The data: Begin
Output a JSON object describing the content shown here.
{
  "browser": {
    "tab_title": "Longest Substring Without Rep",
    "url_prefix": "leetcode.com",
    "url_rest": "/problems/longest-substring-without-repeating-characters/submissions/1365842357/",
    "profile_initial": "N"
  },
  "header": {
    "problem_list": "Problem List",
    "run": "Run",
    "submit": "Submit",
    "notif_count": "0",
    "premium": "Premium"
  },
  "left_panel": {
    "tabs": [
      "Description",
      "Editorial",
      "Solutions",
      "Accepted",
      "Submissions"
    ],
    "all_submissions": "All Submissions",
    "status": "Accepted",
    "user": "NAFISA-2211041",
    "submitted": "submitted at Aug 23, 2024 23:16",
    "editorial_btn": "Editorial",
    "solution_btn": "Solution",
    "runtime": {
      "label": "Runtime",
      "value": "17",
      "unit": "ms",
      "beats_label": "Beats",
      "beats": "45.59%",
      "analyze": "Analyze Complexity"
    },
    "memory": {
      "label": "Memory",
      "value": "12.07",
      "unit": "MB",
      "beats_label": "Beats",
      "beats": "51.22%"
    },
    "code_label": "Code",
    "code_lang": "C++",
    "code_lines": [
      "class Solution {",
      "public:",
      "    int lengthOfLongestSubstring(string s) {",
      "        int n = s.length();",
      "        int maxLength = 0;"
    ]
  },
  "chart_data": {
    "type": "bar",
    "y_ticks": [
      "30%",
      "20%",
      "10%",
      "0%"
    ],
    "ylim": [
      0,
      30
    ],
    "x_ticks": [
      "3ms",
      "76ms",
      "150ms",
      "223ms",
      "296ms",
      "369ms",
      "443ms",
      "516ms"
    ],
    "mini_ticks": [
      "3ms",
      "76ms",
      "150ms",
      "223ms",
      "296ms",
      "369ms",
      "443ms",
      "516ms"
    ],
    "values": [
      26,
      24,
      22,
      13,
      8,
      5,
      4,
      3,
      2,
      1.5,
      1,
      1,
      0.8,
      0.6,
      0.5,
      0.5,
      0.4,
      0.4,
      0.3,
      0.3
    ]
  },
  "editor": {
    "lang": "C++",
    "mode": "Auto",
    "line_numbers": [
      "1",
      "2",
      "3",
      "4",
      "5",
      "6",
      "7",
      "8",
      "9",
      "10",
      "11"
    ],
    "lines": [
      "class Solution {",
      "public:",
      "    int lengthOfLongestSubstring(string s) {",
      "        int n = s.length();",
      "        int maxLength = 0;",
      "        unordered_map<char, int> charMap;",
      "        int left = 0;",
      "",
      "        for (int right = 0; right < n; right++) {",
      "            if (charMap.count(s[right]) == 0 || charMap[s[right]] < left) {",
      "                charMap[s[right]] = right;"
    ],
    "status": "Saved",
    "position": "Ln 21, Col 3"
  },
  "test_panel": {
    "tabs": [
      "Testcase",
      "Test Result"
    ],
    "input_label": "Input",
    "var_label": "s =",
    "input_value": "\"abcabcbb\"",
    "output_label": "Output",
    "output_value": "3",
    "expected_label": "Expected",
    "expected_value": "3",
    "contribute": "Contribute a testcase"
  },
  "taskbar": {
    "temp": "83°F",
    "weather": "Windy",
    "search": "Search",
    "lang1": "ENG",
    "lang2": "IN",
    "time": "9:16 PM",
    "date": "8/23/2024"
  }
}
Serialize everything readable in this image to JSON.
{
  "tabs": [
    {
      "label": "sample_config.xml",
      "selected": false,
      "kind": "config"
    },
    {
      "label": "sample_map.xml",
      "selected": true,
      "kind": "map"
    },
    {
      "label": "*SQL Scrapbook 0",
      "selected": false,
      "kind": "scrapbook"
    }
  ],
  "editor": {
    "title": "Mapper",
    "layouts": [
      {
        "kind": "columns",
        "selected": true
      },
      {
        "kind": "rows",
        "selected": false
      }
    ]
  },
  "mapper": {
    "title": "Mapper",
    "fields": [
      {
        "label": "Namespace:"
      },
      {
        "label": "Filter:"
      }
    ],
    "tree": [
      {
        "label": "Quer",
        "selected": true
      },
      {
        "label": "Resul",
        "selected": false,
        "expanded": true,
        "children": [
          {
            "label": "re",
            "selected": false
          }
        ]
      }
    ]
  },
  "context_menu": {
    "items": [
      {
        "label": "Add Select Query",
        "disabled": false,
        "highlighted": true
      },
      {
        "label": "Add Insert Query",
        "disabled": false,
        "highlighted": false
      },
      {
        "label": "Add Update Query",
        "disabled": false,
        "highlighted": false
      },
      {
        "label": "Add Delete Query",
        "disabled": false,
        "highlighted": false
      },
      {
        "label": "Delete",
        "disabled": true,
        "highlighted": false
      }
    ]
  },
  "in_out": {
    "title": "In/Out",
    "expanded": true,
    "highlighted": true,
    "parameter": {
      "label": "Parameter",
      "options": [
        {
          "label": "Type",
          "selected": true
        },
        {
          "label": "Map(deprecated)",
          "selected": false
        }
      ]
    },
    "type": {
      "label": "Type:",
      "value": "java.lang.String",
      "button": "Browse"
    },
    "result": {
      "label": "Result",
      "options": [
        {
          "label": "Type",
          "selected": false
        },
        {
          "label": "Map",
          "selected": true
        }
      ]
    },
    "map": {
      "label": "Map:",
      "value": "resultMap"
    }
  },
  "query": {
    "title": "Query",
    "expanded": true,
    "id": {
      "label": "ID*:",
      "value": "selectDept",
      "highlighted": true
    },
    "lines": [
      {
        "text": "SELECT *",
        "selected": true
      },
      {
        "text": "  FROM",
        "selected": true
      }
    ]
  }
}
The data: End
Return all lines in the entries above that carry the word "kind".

Written response -
      "kind": "config"
      "kind": "map"
      "kind": "scrapbook"
        "kind": "columns",
        "kind": "rows",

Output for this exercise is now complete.